Problem to solve:
Read the data below line by line and state how many lines hold "JSON". Nothing else belongs in the answer.

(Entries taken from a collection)
#####

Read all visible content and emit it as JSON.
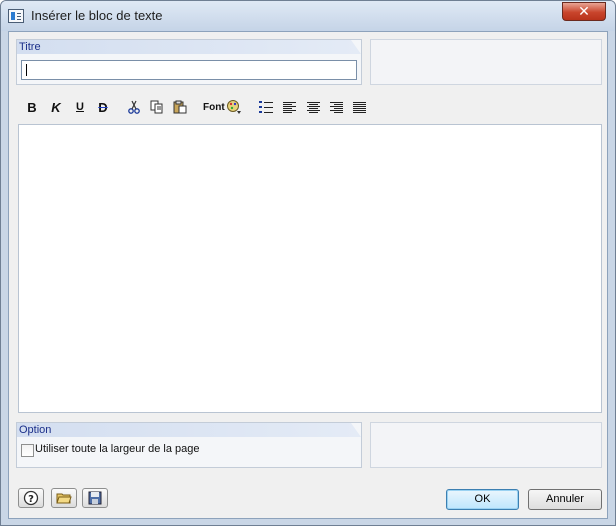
{
  "window": {
    "title": "Insérer le bloc de texte",
    "close_label": "✕"
  },
  "title_group": {
    "label": "Titre",
    "input_value": ""
  },
  "toolbar": {
    "bold": "B",
    "italic": "K",
    "underline": "U",
    "strike": "D",
    "font": "Font",
    "icons": [
      "cut-icon",
      "copy-icon",
      "paste-icon",
      "color-icon",
      "bullet-list-icon",
      "align-left-icon",
      "align-center-icon",
      "align-right-icon",
      "justify-icon"
    ]
  },
  "option_group": {
    "label": "Option",
    "checkbox_label": "Utiliser toute la largeur de la page",
    "checked": false
  },
  "buttons": {
    "ok": "OK",
    "cancel": "Annuler"
  },
  "colors": {
    "header_text": "#1b2f8a",
    "accent": "#3c7fb1",
    "close": "#c9452c"
  }
}
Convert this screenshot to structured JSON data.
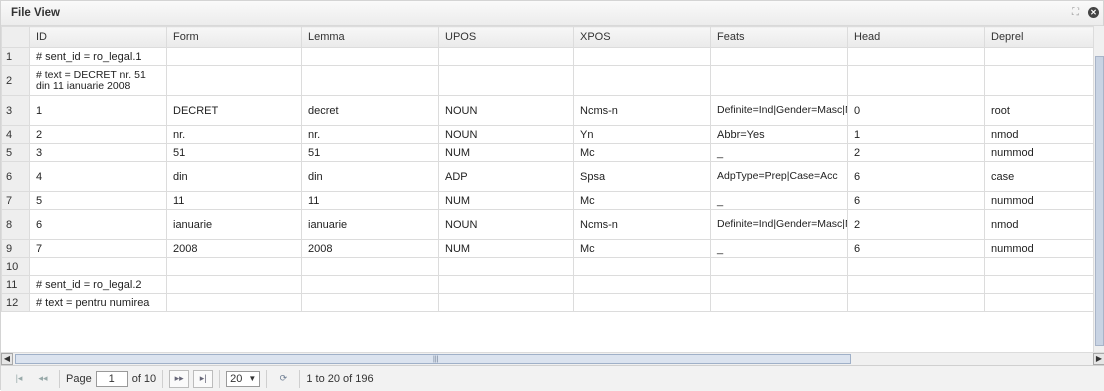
{
  "panel": {
    "title": "File View"
  },
  "columns": [
    "ID",
    "Form",
    "Lemma",
    "UPOS",
    "XPOS",
    "Feats",
    "Head",
    "Deprel"
  ],
  "rows": [
    {
      "n": "1",
      "id": "# sent_id = ro_legal.1",
      "form": "",
      "lemma": "",
      "upos": "",
      "xpos": "",
      "feats": "",
      "head": "",
      "deprel": ""
    },
    {
      "n": "2",
      "id": "# text = DECRET nr. 51 din 11 ianuarie 2008",
      "form": "",
      "lemma": "",
      "upos": "",
      "xpos": "",
      "feats": "",
      "head": "",
      "deprel": ""
    },
    {
      "n": "3",
      "id": "1",
      "form": "DECRET",
      "lemma": "decret",
      "upos": "NOUN",
      "xpos": "Ncms-n",
      "feats": "Definite=Ind|Gender=Masc|Number=Sing",
      "head": "0",
      "deprel": "root"
    },
    {
      "n": "4",
      "id": "2",
      "form": "nr.",
      "lemma": "nr.",
      "upos": "NOUN",
      "xpos": "Yn",
      "feats": "Abbr=Yes",
      "head": "1",
      "deprel": "nmod"
    },
    {
      "n": "5",
      "id": "3",
      "form": "51",
      "lemma": "51",
      "upos": "NUM",
      "xpos": "Mc",
      "feats": "_",
      "head": "2",
      "deprel": "nummod"
    },
    {
      "n": "6",
      "id": "4",
      "form": "din",
      "lemma": "din",
      "upos": "ADP",
      "xpos": "Spsa",
      "feats": "AdpType=Prep|Case=Acc",
      "head": "6",
      "deprel": "case"
    },
    {
      "n": "7",
      "id": "5",
      "form": "11",
      "lemma": "11",
      "upos": "NUM",
      "xpos": "Mc",
      "feats": "_",
      "head": "6",
      "deprel": "nummod"
    },
    {
      "n": "8",
      "id": "6",
      "form": "ianuarie",
      "lemma": "ianuarie",
      "upos": "NOUN",
      "xpos": "Ncms-n",
      "feats": "Definite=Ind|Gender=Masc|Number=Sing",
      "head": "2",
      "deprel": "nmod"
    },
    {
      "n": "9",
      "id": "7",
      "form": "2008",
      "lemma": "2008",
      "upos": "NUM",
      "xpos": "Mc",
      "feats": "_",
      "head": "6",
      "deprel": "nummod"
    },
    {
      "n": "10",
      "id": "",
      "form": "",
      "lemma": "",
      "upos": "",
      "xpos": "",
      "feats": "",
      "head": "",
      "deprel": ""
    },
    {
      "n": "11",
      "id": "# sent_id = ro_legal.2",
      "form": "",
      "lemma": "",
      "upos": "",
      "xpos": "",
      "feats": "",
      "head": "",
      "deprel": ""
    },
    {
      "n": "12",
      "id": "# text = pentru numirea",
      "form": "",
      "lemma": "",
      "upos": "",
      "xpos": "",
      "feats": "",
      "head": "",
      "deprel": ""
    }
  ],
  "pager": {
    "page_label": "Page",
    "page_value": "1",
    "of_label": "of 10",
    "page_size": "20",
    "range_text": "1 to 20 of 196"
  },
  "icons": {
    "first": "first-page-icon",
    "prev": "prev-page-icon",
    "next": "next-page-icon",
    "last": "last-page-icon",
    "refresh": "refresh-icon",
    "expand": "expand-icon",
    "close": "close-icon"
  }
}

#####

Result of the exercise:
2